About this exercise ->
Your output should contain every record, unchanged.

=== Supplied records ===

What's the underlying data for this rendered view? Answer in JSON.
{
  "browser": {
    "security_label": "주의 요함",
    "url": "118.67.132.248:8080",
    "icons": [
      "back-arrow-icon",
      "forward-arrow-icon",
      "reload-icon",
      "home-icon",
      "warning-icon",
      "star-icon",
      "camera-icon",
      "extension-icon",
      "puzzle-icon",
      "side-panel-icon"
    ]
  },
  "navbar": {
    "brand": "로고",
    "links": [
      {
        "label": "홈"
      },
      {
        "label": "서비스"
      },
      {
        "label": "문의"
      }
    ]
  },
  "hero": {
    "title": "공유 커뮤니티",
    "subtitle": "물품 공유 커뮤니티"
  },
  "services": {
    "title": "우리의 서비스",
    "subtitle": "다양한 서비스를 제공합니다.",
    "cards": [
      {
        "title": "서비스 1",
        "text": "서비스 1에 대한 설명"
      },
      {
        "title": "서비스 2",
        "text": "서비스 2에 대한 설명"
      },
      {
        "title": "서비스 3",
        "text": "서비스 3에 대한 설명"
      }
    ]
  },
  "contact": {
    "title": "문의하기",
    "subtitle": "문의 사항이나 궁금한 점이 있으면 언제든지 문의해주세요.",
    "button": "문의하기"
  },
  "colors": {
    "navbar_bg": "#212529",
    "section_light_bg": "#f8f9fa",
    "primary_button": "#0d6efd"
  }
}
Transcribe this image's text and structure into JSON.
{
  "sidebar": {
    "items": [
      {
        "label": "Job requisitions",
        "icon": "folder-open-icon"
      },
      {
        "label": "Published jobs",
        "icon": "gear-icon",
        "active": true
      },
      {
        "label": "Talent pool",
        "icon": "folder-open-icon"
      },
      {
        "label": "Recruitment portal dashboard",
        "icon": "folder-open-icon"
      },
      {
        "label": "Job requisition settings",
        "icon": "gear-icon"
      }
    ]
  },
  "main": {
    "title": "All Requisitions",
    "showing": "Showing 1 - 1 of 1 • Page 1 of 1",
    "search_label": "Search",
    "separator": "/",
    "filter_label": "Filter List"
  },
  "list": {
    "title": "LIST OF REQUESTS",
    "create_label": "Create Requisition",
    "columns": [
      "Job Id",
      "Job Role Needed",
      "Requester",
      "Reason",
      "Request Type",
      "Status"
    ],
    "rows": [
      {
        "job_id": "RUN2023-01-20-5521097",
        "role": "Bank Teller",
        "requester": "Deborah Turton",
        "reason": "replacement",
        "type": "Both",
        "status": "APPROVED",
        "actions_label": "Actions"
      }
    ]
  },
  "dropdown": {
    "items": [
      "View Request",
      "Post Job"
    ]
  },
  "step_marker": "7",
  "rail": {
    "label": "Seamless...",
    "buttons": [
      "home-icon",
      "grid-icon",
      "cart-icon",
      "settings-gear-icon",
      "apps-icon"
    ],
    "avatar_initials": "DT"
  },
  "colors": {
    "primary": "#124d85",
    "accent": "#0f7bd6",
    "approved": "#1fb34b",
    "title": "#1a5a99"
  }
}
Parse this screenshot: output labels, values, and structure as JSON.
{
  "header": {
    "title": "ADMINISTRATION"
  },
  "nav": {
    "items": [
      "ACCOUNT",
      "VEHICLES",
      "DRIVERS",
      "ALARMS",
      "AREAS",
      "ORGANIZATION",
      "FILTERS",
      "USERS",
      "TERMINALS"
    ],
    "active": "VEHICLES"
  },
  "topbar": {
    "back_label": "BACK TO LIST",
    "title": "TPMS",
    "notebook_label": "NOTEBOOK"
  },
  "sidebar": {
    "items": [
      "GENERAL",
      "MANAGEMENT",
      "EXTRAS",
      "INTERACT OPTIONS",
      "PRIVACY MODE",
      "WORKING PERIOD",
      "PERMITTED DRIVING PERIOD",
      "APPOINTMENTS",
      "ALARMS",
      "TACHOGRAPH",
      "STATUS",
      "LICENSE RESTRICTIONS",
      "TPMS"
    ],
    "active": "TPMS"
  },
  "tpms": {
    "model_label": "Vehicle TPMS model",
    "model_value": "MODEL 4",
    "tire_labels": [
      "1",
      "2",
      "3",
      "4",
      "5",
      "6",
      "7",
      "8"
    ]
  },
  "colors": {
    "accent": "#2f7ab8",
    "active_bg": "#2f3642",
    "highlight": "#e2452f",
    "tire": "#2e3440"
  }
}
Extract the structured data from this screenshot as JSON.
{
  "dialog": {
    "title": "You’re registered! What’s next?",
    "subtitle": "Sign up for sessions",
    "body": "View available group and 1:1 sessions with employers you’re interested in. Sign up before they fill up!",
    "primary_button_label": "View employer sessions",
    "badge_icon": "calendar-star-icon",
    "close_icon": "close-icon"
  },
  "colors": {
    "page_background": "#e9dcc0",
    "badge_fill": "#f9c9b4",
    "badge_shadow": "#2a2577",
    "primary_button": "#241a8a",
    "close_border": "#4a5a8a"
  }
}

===

Exercise solution ->
What's the underlying data for this rendered view? Answer in JSON.
{
  "browser": {
    "security_label": "주의 요함",
    "url": "118.67.132.248:8080",
    "icons": [
      "back-arrow-icon",
      "forward-arrow-icon",
      "reload-icon",
      "home-icon",
      "warning-icon",
      "star-icon",
      "camera-icon",
      "extension-icon",
      "puzzle-icon",
      "side-panel-icon"
    ]
  },
  "navbar": {
    "brand": "로고",
    "links": [
      {
        "label": "홈"
      },
      {
        "label": "서비스"
      },
      {
        "label": "문의"
      }
    ]
  },
  "hero": {
    "title": "공유 커뮤니티",
    "subtitle": "물품 공유 커뮤니티"
  },
  "services": {
    "title": "우리의 서비스",
    "subtitle": "다양한 서비스를 제공합니다.",
    "cards": [
      {
        "title": "서비스 1",
        "text": "서비스 1에 대한 설명"
      },
      {
        "title": "서비스 2",
        "text": "서비스 2에 대한 설명"
      },
      {
        "title": "서비스 3",
        "text": "서비스 3에 대한 설명"
      }
    ]
  },
  "contact": {
    "title": "문의하기",
    "subtitle": "문의 사항이나 궁금한 점이 있으면 언제든지 문의해주세요.",
    "button": "문의하기"
  },
  "colors": {
    "navbar_bg": "#212529",
    "section_light_bg": "#f8f9fa",
    "primary_button": "#0d6efd"
  }
}
Transcribe this image's text and structure into JSON.
{
  "sidebar": {
    "items": [
      {
        "label": "Job requisitions",
        "icon": "folder-open-icon"
      },
      {
        "label": "Published jobs",
        "icon": "gear-icon",
        "active": true
      },
      {
        "label": "Talent pool",
        "icon": "folder-open-icon"
      },
      {
        "label": "Recruitment portal dashboard",
        "icon": "folder-open-icon"
      },
      {
        "label": "Job requisition settings",
        "icon": "gear-icon"
      }
    ]
  },
  "main": {
    "title": "All Requisitions",
    "showing": "Showing 1 - 1 of 1 • Page 1 of 1",
    "search_label": "Search",
    "separator": "/",
    "filter_label": "Filter List"
  },
  "list": {
    "title": "LIST OF REQUESTS",
    "create_label": "Create Requisition",
    "columns": [
      "Job Id",
      "Job Role Needed",
      "Requester",
      "Reason",
      "Request Type",
      "Status"
    ],
    "rows": [
      {
        "job_id": "RUN2023-01-20-5521097",
        "role": "Bank Teller",
        "requester": "Deborah Turton",
        "reason": "replacement",
        "type": "Both",
        "status": "APPROVED",
        "actions_label": "Actions"
      }
    ]
  },
  "dropdown": {
    "items": [
      "View Request",
      "Post Job"
    ]
  },
  "step_marker": "7",
  "rail": {
    "label": "Seamless...",
    "buttons": [
      "home-icon",
      "grid-icon",
      "cart-icon",
      "settings-gear-icon",
      "apps-icon"
    ],
    "avatar_initials": "DT"
  },
  "colors": {
    "primary": "#124d85",
    "accent": "#0f7bd6",
    "approved": "#1fb34b",
    "title": "#1a5a99"
  }
}
Parse this screenshot: output labels, values, and structure as JSON.
{
  "header": {
    "title": "ADMINISTRATION"
  },
  "nav": {
    "items": [
      "ACCOUNT",
      "VEHICLES",
      "DRIVERS",
      "ALARMS",
      "AREAS",
      "ORGANIZATION",
      "FILTERS",
      "USERS",
      "TERMINALS"
    ],
    "active": "VEHICLES"
  },
  "topbar": {
    "back_label": "BACK TO LIST",
    "title": "TPMS",
    "notebook_label": "NOTEBOOK"
  },
  "sidebar": {
    "items": [
      "GENERAL",
      "MANAGEMENT",
      "EXTRAS",
      "INTERACT OPTIONS",
      "PRIVACY MODE",
      "WORKING PERIOD",
      "PERMITTED DRIVING PERIOD",
      "APPOINTMENTS",
      "ALARMS",
      "TACHOGRAPH",
      "STATUS",
      "LICENSE RESTRICTIONS",
      "TPMS"
    ],
    "active": "TPMS"
  },
  "tpms": {
    "model_label": "Vehicle TPMS model",
    "model_value": "MODEL 4",
    "tire_labels": [
      "1",
      "2",
      "3",
      "4",
      "5",
      "6",
      "7",
      "8"
    ]
  },
  "colors": {
    "accent": "#2f7ab8",
    "active_bg": "#2f3642",
    "highlight": "#e2452f",
    "tire": "#2e3440"
  }
}
Extract the structured data from this screenshot as JSON.
{
  "dialog": {
    "title": "You’re registered! What’s next?",
    "subtitle": "Sign up for sessions",
    "body": "View available group and 1:1 sessions with employers you’re interested in. Sign up before they fill up!",
    "primary_button_label": "View employer sessions",
    "badge_icon": "calendar-star-icon",
    "close_icon": "close-icon"
  },
  "colors": {
    "page_background": "#e9dcc0",
    "badge_fill": "#f9c9b4",
    "badge_shadow": "#2a2577",
    "primary_button": "#241a8a",
    "close_border": "#4a5a8a"
  }
}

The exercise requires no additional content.